> **Work item**
Each line of data below is to be returned exactly, leaving out any picture.

> **Exercise data**
-- Opening Marker --

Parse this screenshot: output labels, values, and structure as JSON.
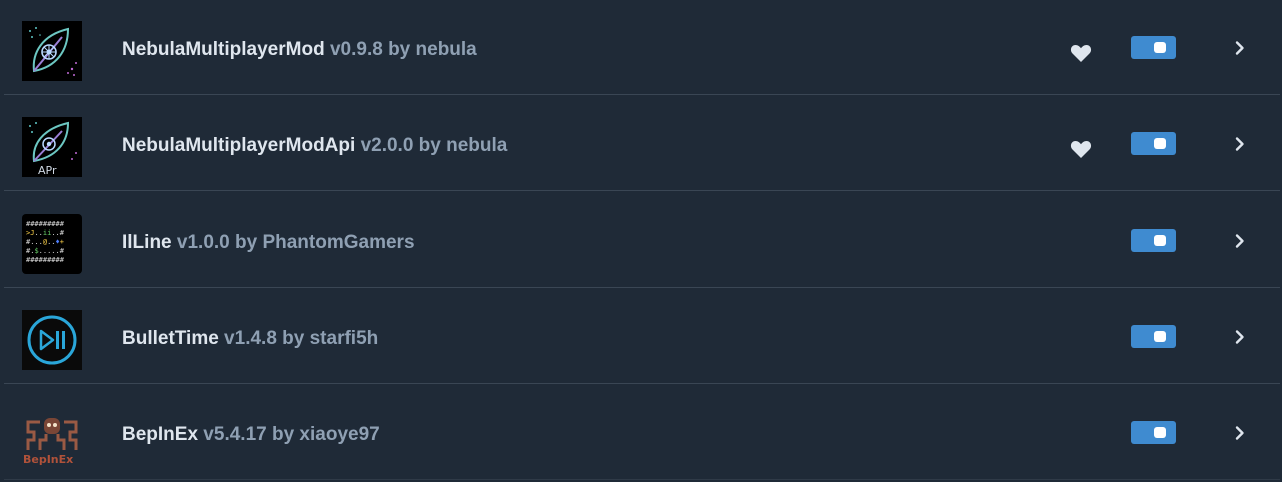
{
  "mods": [
    {
      "name": "NebulaMultiplayerMod",
      "meta": " v0.9.8 by nebula",
      "icon": "nebula-icon",
      "favorite": true,
      "enabled": true
    },
    {
      "name": "NebulaMultiplayerModApi",
      "meta": " v2.0.0 by nebula",
      "icon": "nebula-api-icon",
      "icon_text": "APr",
      "favorite": true,
      "enabled": true
    },
    {
      "name": "IlLine",
      "meta": " v1.0.0 by PhantomGamers",
      "icon": "ascii-grid-icon",
      "favorite": false,
      "enabled": true
    },
    {
      "name": "BulletTime",
      "meta": " v1.4.8 by starfi5h",
      "icon": "play-pause-icon",
      "favorite": false,
      "enabled": true
    },
    {
      "name": "BepInEx",
      "meta": " v5.4.17 by xiaoye97",
      "icon": "bepinex-icon",
      "icon_text": "BepInEx",
      "favorite": false,
      "enabled": true
    }
  ],
  "colors": {
    "background": "#1f2a37",
    "divider": "#3a4654",
    "title": "#dfe6ee",
    "meta": "#8fa0b3",
    "toggle_on": "#3f8bd0",
    "heart": "#dfe6ee",
    "chevron": "#dfe6ee"
  },
  "icons": {
    "favorite": "heart-icon",
    "toggle": "toggle-switch",
    "expand": "chevron-right-icon"
  }
}
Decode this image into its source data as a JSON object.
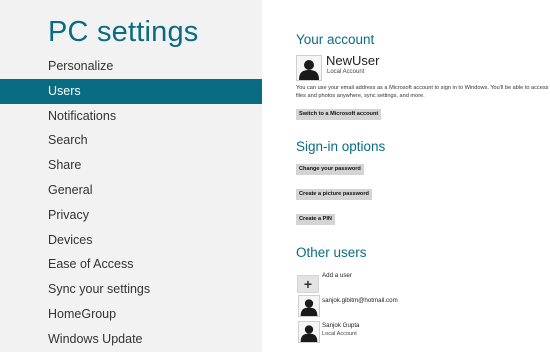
{
  "left": {
    "title": "PC settings",
    "nav": [
      {
        "label": "Personalize"
      },
      {
        "label": "Users"
      },
      {
        "label": "Notifications"
      },
      {
        "label": "Search"
      },
      {
        "label": "Share"
      },
      {
        "label": "General"
      },
      {
        "label": "Privacy"
      },
      {
        "label": "Devices"
      },
      {
        "label": "Ease of Access"
      },
      {
        "label": "Sync your settings"
      },
      {
        "label": "HomeGroup"
      },
      {
        "label": "Windows Update"
      }
    ],
    "active_index": 1
  },
  "account": {
    "heading": "Your account",
    "name": "NewUser",
    "type": "Local Account",
    "description": "You can use your email address as a Microsoft account to sign in to Windows. You'll be able to access files and photos anywhere, sync settings, and more.",
    "switch_button": "Switch to a Microsoft account"
  },
  "signin": {
    "heading": "Sign-in options",
    "change_password": "Change your password",
    "picture_password": "Create a picture password",
    "pin": "Create a PIN"
  },
  "other_users": {
    "heading": "Other users",
    "add_label": "Add a user",
    "users": [
      {
        "name": "sanjok.gibitm@hotmail.com",
        "type": ""
      },
      {
        "name": "Sanjok Gupta",
        "type": "Local Account"
      }
    ]
  },
  "colors": {
    "accent": "#0a6c82",
    "left_bg": "#f2f2f2",
    "button_bg": "#d4d4d4"
  },
  "icons": {
    "avatar": "user-silhouette-icon",
    "add": "plus-icon"
  }
}
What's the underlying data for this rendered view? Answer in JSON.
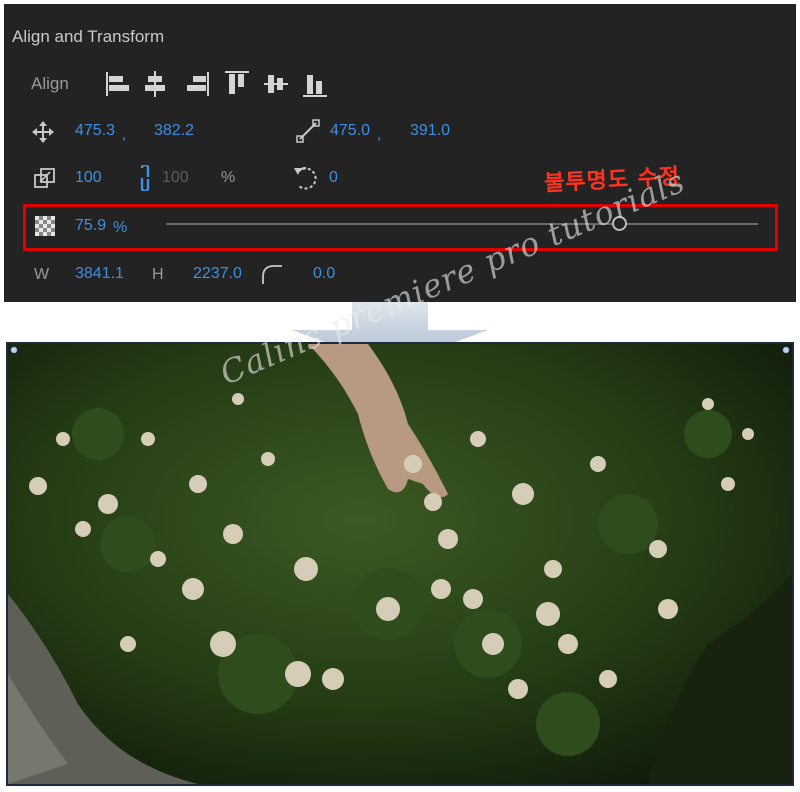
{
  "panel": {
    "title": "Align and Transform",
    "align_label": "Align",
    "align_buttons": [
      "align-left-icon",
      "align-horizontal-center-icon",
      "align-right-icon",
      "align-top-icon",
      "align-vertical-center-icon",
      "align-bottom-icon"
    ],
    "position": {
      "x": "475.3",
      "sep": ",",
      "y": "382.2"
    },
    "anchor": {
      "x": "475.0",
      "sep": ",",
      "y": "391.0"
    },
    "scale": {
      "width": "100",
      "height": "100",
      "unit": "%"
    },
    "rotation": "0",
    "opacity": {
      "value": "75.9",
      "unit": "%",
      "level": 0.759
    },
    "size": {
      "w_label": "W",
      "w": "3841.1",
      "h_label": "H",
      "h": "2237.0",
      "corner_radius": "0.0"
    }
  },
  "annotation": "불투명도 수정",
  "watermark": "Calins premiere pro tutorials",
  "colors": {
    "accent": "#3d8fe3",
    "highlight": "#e00000",
    "annotation": "#ff3322",
    "panel_bg": "#232323"
  }
}
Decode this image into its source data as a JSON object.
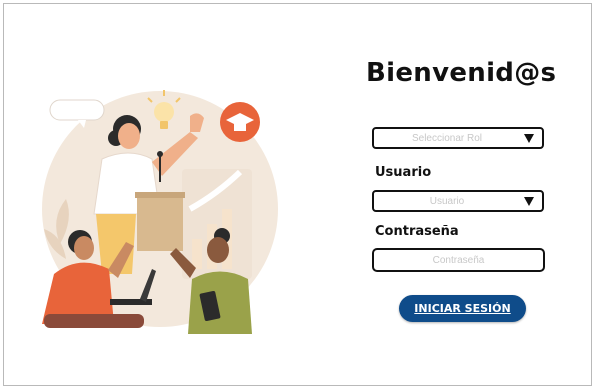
{
  "login": {
    "title": "Bienvenid@s",
    "role_select": {
      "placeholder": "Seleccionar Rol"
    },
    "username": {
      "label": "Usuario",
      "placeholder": "Usuario"
    },
    "password": {
      "label": "Contraseña",
      "placeholder": "Contraseña"
    },
    "submit_label": "INICIAR SESIÓN"
  },
  "colors": {
    "button_bg": "#0f4c8a",
    "placeholder_text": "#c8c8c8",
    "illustration_circle": "#f3e8dc",
    "illustration_accent": "#e8643a"
  },
  "illustration": {
    "icons": [
      "speech-bubble-icon",
      "lightbulb-icon",
      "graduation-cap-icon"
    ]
  }
}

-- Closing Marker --

> **The completed task**
Parse this screenshot: output labels, values, and structure as JSON.
{
  "mods": [
    {
      "name": "NebulaMultiplayerMod",
      "meta": " v0.9.8 by nebula",
      "icon": "nebula-icon",
      "favorite": true,
      "enabled": true
    },
    {
      "name": "NebulaMultiplayerModApi",
      "meta": " v2.0.0 by nebula",
      "icon": "nebula-api-icon",
      "icon_text": "APr",
      "favorite": true,
      "enabled": true
    },
    {
      "name": "IlLine",
      "meta": " v1.0.0 by PhantomGamers",
      "icon": "ascii-grid-icon",
      "favorite": false,
      "enabled": true
    },
    {
      "name": "BulletTime",
      "meta": " v1.4.8 by starfi5h",
      "icon": "play-pause-icon",
      "favorite": false,
      "enabled": true
    },
    {
      "name": "BepInEx",
      "meta": " v5.4.17 by xiaoye97",
      "icon": "bepinex-icon",
      "icon_text": "BepInEx",
      "favorite": false,
      "enabled": true
    }
  ],
  "colors": {
    "background": "#1f2a37",
    "divider": "#3a4654",
    "title": "#dfe6ee",
    "meta": "#8fa0b3",
    "toggle_on": "#3f8bd0",
    "heart": "#dfe6ee",
    "chevron": "#dfe6ee"
  },
  "icons": {
    "favorite": "heart-icon",
    "toggle": "toggle-switch",
    "expand": "chevron-right-icon"
  }
}
Decode this image into its source data as a JSON object.
{
  "left": {
    "title": "PC settings",
    "nav": [
      {
        "label": "Personalize"
      },
      {
        "label": "Users"
      },
      {
        "label": "Notifications"
      },
      {
        "label": "Search"
      },
      {
        "label": "Share"
      },
      {
        "label": "General"
      },
      {
        "label": "Privacy"
      },
      {
        "label": "Devices"
      },
      {
        "label": "Ease of Access"
      },
      {
        "label": "Sync your settings"
      },
      {
        "label": "HomeGroup"
      },
      {
        "label": "Windows Update"
      }
    ],
    "active_index": 1
  },
  "account": {
    "heading": "Your account",
    "name": "NewUser",
    "type": "Local Account",
    "description": "You can use your email address as a Microsoft account to sign in to Windows. You'll be able to access files and photos anywhere, sync settings, and more.",
    "switch_button": "Switch to a Microsoft account"
  },
  "signin": {
    "heading": "Sign-in options",
    "change_password": "Change your password",
    "picture_password": "Create a picture password",
    "pin": "Create a PIN"
  },
  "other_users": {
    "heading": "Other users",
    "add_label": "Add a user",
    "users": [
      {
        "name": "sanjok.gibitm@hotmail.com",
        "type": ""
      },
      {
        "name": "Sanjok Gupta",
        "type": "Local Account"
      }
    ]
  },
  "colors": {
    "accent": "#0a6c82",
    "left_bg": "#f2f2f2",
    "button_bg": "#d4d4d4"
  },
  "icons": {
    "avatar": "user-silhouette-icon",
    "add": "plus-icon"
  }
}
What's the underlying data for this rendered view? Answer in JSON.
{
  "panel": {
    "title": "Align and Transform",
    "align_label": "Align",
    "align_buttons": [
      "align-left-icon",
      "align-horizontal-center-icon",
      "align-right-icon",
      "align-top-icon",
      "align-vertical-center-icon",
      "align-bottom-icon"
    ],
    "position": {
      "x": "475.3",
      "sep": ",",
      "y": "382.2"
    },
    "anchor": {
      "x": "475.0",
      "sep": ",",
      "y": "391.0"
    },
    "scale": {
      "width": "100",
      "height": "100",
      "unit": "%"
    },
    "rotation": "0",
    "opacity": {
      "value": "75.9",
      "unit": "%",
      "level": 0.759
    },
    "size": {
      "w_label": "W",
      "w": "3841.1",
      "h_label": "H",
      "h": "2237.0",
      "corner_radius": "0.0"
    }
  },
  "annotation": "불투명도 수정",
  "watermark": "Calins premiere pro tutorials",
  "colors": {
    "accent": "#3d8fe3",
    "highlight": "#e00000",
    "annotation": "#ff3322",
    "panel_bg": "#232323"
  }
}
Decode this image into its source data as a JSON object.
{
  "login": {
    "title": "Bienvenid@s",
    "role_select": {
      "placeholder": "Seleccionar Rol"
    },
    "username": {
      "label": "Usuario",
      "placeholder": "Usuario"
    },
    "password": {
      "label": "Contraseña",
      "placeholder": "Contraseña"
    },
    "submit_label": "INICIAR SESIÓN"
  },
  "colors": {
    "button_bg": "#0f4c8a",
    "placeholder_text": "#c8c8c8",
    "illustration_circle": "#f3e8dc",
    "illustration_accent": "#e8643a"
  },
  "illustration": {
    "icons": [
      "speech-bubble-icon",
      "lightbulb-icon",
      "graduation-cap-icon"
    ]
  }
}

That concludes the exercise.